Another element that plays a major role in getting the best bokeh is being eye-level with your subject. As with all wildlife photography, eye-level images always create a greater connection between viewer and subject, but when looking to create great bokeh, being eye-level also has the added advantage of limiting the focal plain.

Picture the scene - you’re shooting a puffin on the side of a sea bird island. If you’re looking down on the subject, the focal plain is likely to also include some of the surrounding rocks. However, if you lay on the ground and look across to the subject, the focus will only be on the bird and the ground directly below it, rendering everything else out of focus for a simple and uncluttered image.

Now that you’re eye-level with your subject, you can advance the technique further by shooting through other objects to add foreground interest. Shooting through small gaps in foliage, for example, or through tussocks of grass can help to render additional areas fully out of focus to emphasise your main subject.

Using bokeh is a fantastic technique to get to grips with, and one that can be utilised in many situations to create mesmerising portraits of animals or plants.

Tom Mason is one of the UK’s most exciting young wildlife photographers and conservationists.
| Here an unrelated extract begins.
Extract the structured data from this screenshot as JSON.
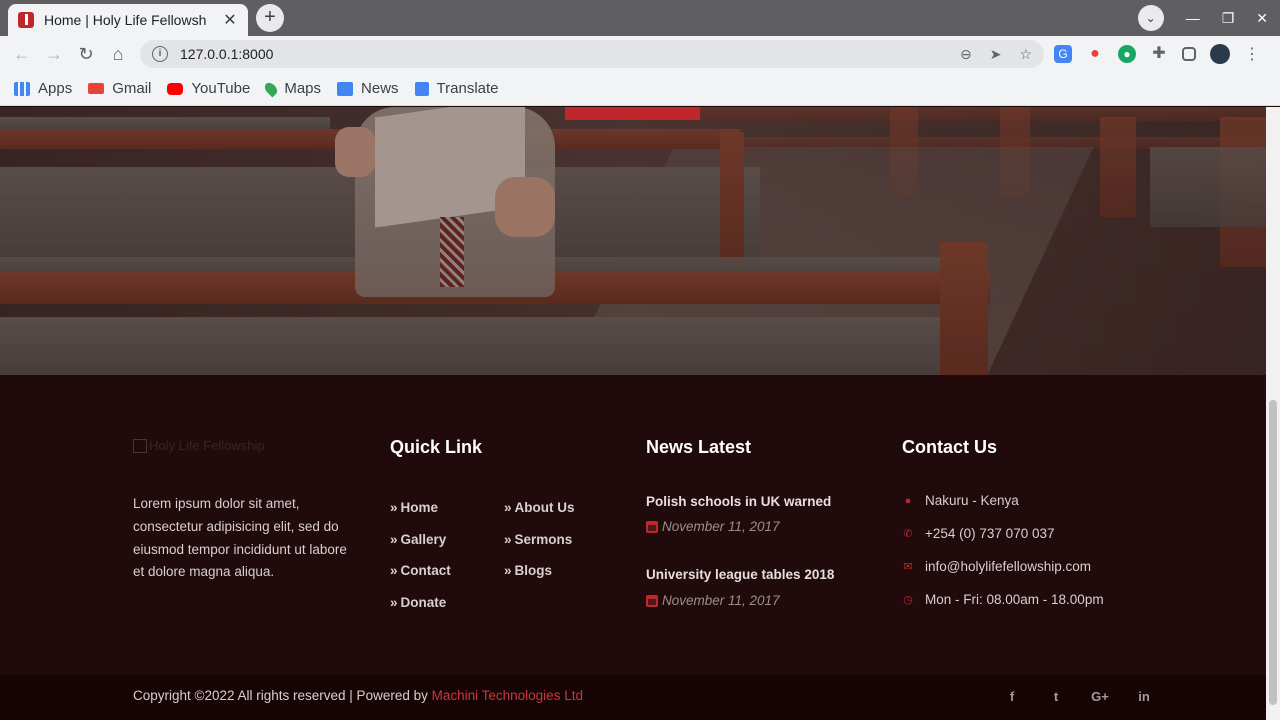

He leads workshops and seminars and writes a monthly blog for the RSPB. See more of his work here